**What this task involves:** Give the count of lines in the data that include "title", with no other words.

**Given records:**
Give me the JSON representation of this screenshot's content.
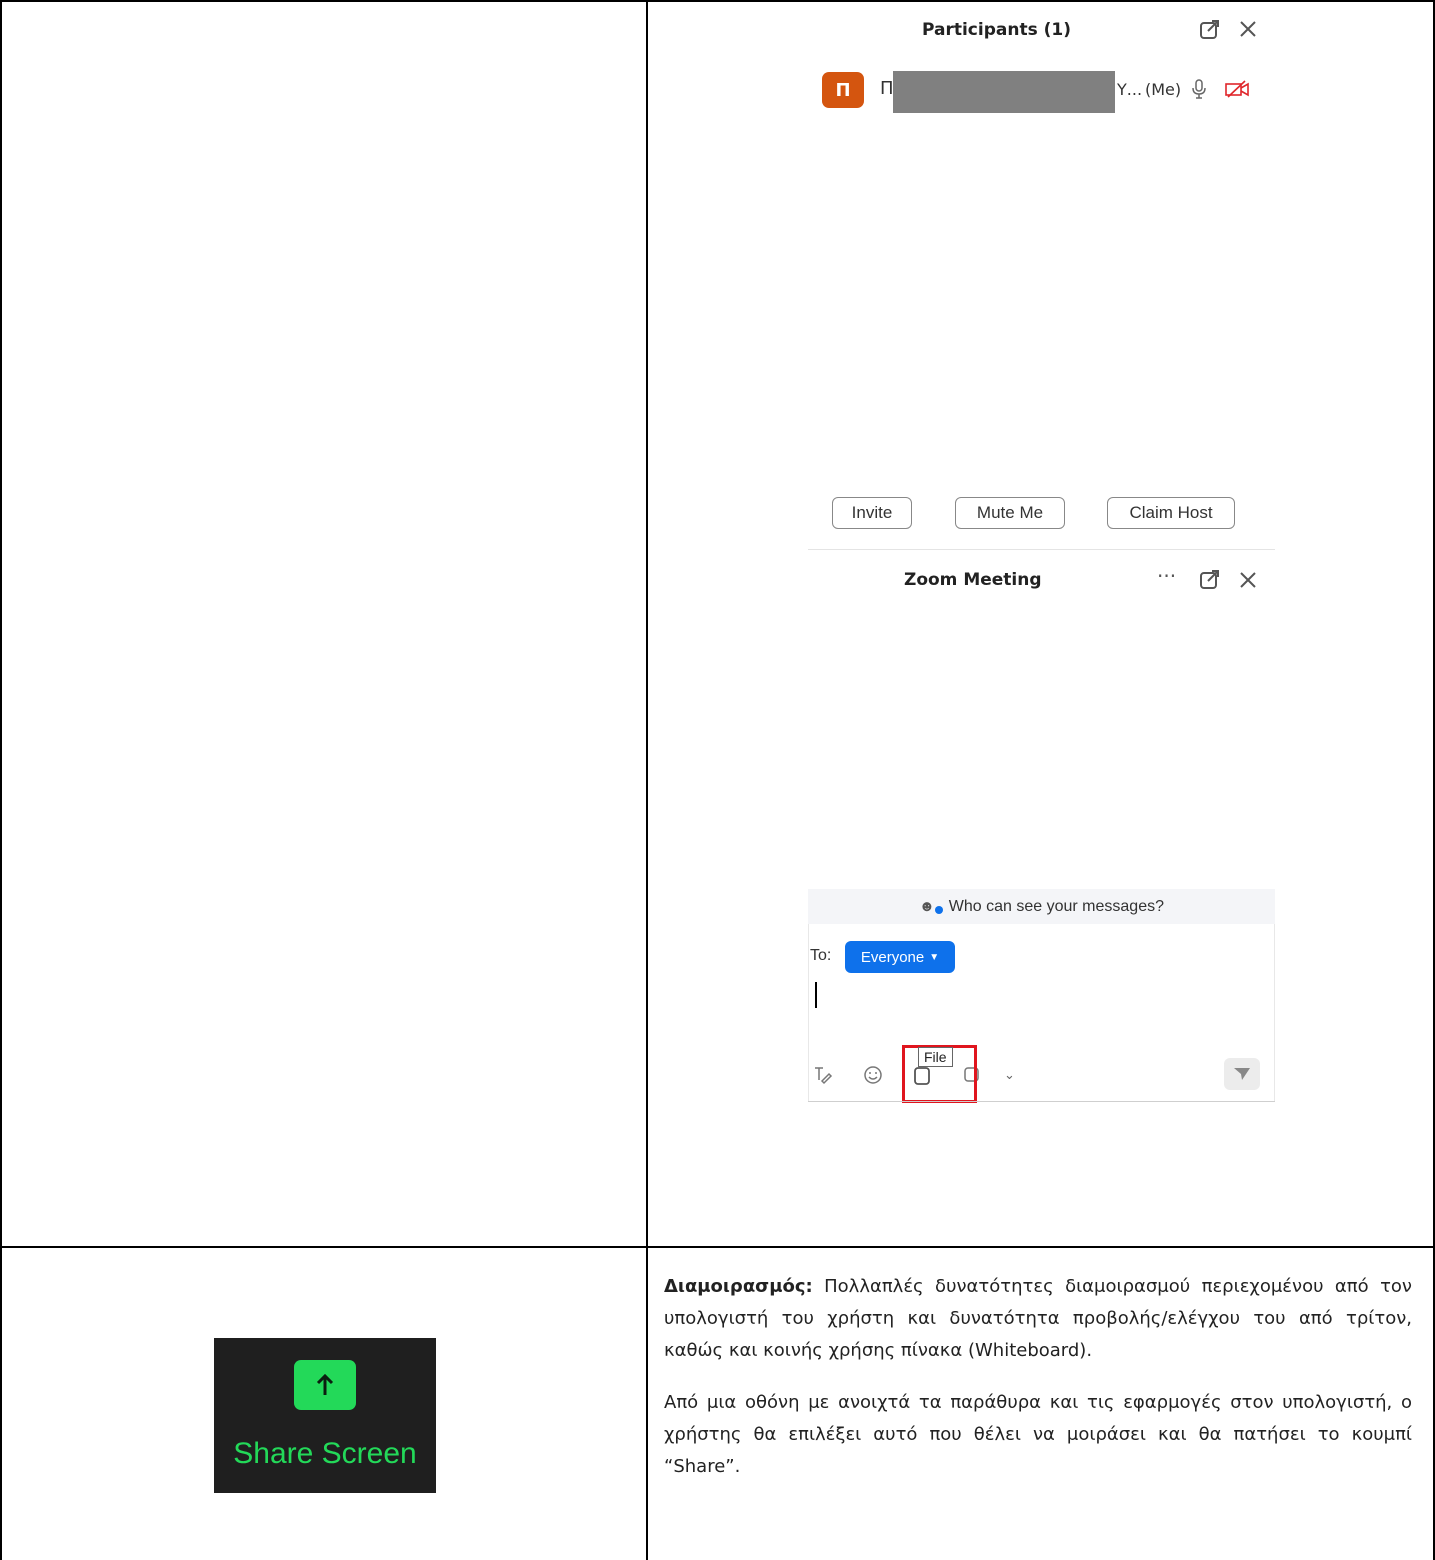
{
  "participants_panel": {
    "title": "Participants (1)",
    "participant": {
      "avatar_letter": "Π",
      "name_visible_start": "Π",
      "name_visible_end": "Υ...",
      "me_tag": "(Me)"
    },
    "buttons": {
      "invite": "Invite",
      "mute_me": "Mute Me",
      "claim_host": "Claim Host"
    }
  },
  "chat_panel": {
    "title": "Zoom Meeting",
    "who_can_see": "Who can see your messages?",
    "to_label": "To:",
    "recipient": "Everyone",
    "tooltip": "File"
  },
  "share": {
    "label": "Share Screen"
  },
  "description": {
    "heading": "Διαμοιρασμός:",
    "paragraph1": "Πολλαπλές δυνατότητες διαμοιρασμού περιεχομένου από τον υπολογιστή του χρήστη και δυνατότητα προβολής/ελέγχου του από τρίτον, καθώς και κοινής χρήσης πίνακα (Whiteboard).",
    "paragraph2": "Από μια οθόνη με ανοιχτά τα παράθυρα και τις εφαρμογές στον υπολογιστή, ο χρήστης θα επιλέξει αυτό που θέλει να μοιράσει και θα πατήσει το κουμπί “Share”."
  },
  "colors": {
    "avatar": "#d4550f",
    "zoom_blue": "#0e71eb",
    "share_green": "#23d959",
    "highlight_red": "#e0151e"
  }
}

**Exercise result:** 2